WHAT IS NEEDED:
Leave the pictures behind and repeat all the entries exactly.

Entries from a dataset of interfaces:
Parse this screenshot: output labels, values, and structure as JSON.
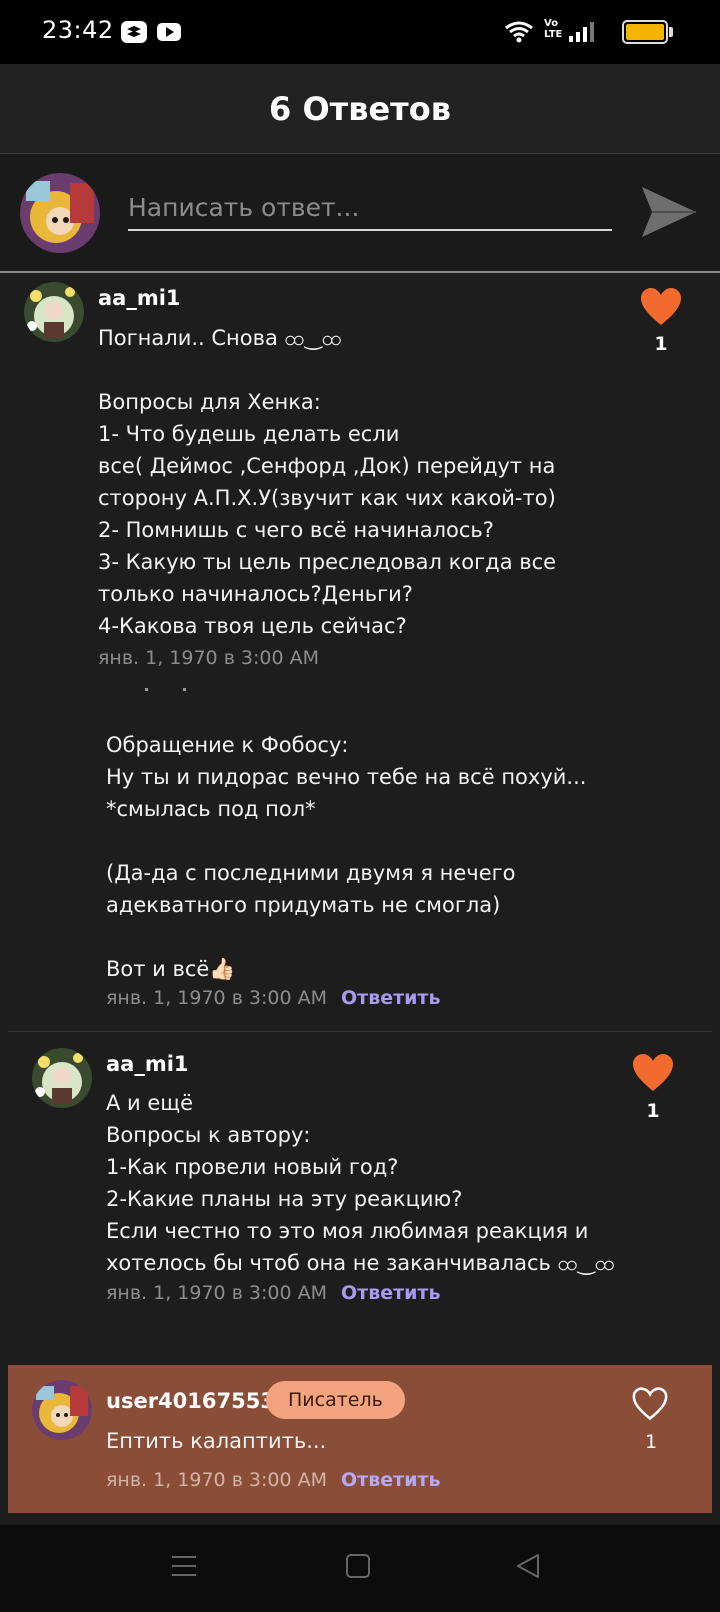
{
  "status_bar": {
    "time": "23:42",
    "volte_label": "Vo\nLTE"
  },
  "header": {
    "title": "6 Ответов"
  },
  "reply_bar": {
    "placeholder": "Написать ответ..."
  },
  "comments": [
    {
      "username": "aa_mi1",
      "text": "Погнали.. Снова ထ‿ထ\n\nВопросы для Хенка:\n1- Что будешь делать если\nвсе( Деймос ,Сенфорд ,Док) перейдут на\nсторону А.П.Х.У(звучит как чих какой-то)\n2- Помнишь с чего всё начиналось?\n3- Какую ты цель преследовал когда все\nтолько начиналось?Деньги?\n4-Какова твоя цель сейчас?",
      "date": "янв. 1, 1970 в 3:00 AM",
      "likes": "1"
    },
    {
      "text": "Обращение к Фобосу:\nНу ты и пидорас вечно тебе на всё похуй...\n*смылась под пол*\n\n(Да-да с последними двумя я нечего\nадекватного придумать не смогла)\n\nВот и всё👍🏻",
      "date": "янв. 1, 1970 в 3:00 AM",
      "reply_label": "Ответить"
    },
    {
      "username": "aa_mi1",
      "text": "А и ещё\nВопросы к автору:\n1-Как провели новый год?\n2-Какие планы на эту реакцию?\nЕсли честно то это моя любимая реакция и\nхотелось бы чтоб она не заканчивалась ထ‿ထ",
      "date": "янв. 1, 1970 в 3:00 AM",
      "reply_label": "Ответить",
      "likes": "1"
    },
    {
      "username": "user40167553",
      "badge": "Писатель",
      "text": "Ептить калаптить...",
      "date": "янв. 1, 1970 в 3:00 AM",
      "reply_label": "Ответить",
      "likes": "1"
    }
  ],
  "colors": {
    "accent_like": "#f26a2e",
    "reply_link": "#a99af0",
    "highlight_bg": "#8a4d38",
    "badge_bg": "#f3a47e"
  }
}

OUTPUT OF THE EXERCISE:
Parse this screenshot: output labels, values, and structure as JSON.
{
  "status_bar": {
    "time": "23:42",
    "volte_label": "Vo\nLTE"
  },
  "header": {
    "title": "6 Ответов"
  },
  "reply_bar": {
    "placeholder": "Написать ответ..."
  },
  "comments": [
    {
      "username": "aa_mi1",
      "text": "Погнали.. Снова ထ‿ထ\n\nВопросы для Хенка:\n1- Что будешь делать если\nвсе( Деймос ,Сенфорд ,Док) перейдут на\nсторону А.П.Х.У(звучит как чих какой-то)\n2- Помнишь с чего всё начиналось?\n3- Какую ты цель преследовал когда все\nтолько начиналось?Деньги?\n4-Какова твоя цель сейчас?",
      "date": "янв. 1, 1970 в 3:00 AM",
      "likes": "1"
    },
    {
      "text": "Обращение к Фобосу:\nНу ты и пидорас вечно тебе на всё похуй...\n*смылась под пол*\n\n(Да-да с последними двумя я нечего\nадекватного придумать не смогла)\n\nВот и всё👍🏻",
      "date": "янв. 1, 1970 в 3:00 AM",
      "reply_label": "Ответить"
    },
    {
      "username": "aa_mi1",
      "text": "А и ещё\nВопросы к автору:\n1-Как провели новый год?\n2-Какие планы на эту реакцию?\nЕсли честно то это моя любимая реакция и\nхотелось бы чтоб она не заканчивалась ထ‿ထ",
      "date": "янв. 1, 1970 в 3:00 AM",
      "reply_label": "Ответить",
      "likes": "1"
    },
    {
      "username": "user40167553",
      "badge": "Писатель",
      "text": "Ептить калаптить...",
      "date": "янв. 1, 1970 в 3:00 AM",
      "reply_label": "Ответить",
      "likes": "1"
    }
  ],
  "colors": {
    "accent_like": "#f26a2e",
    "reply_link": "#a99af0",
    "highlight_bg": "#8a4d38",
    "badge_bg": "#f3a47e"
  }
}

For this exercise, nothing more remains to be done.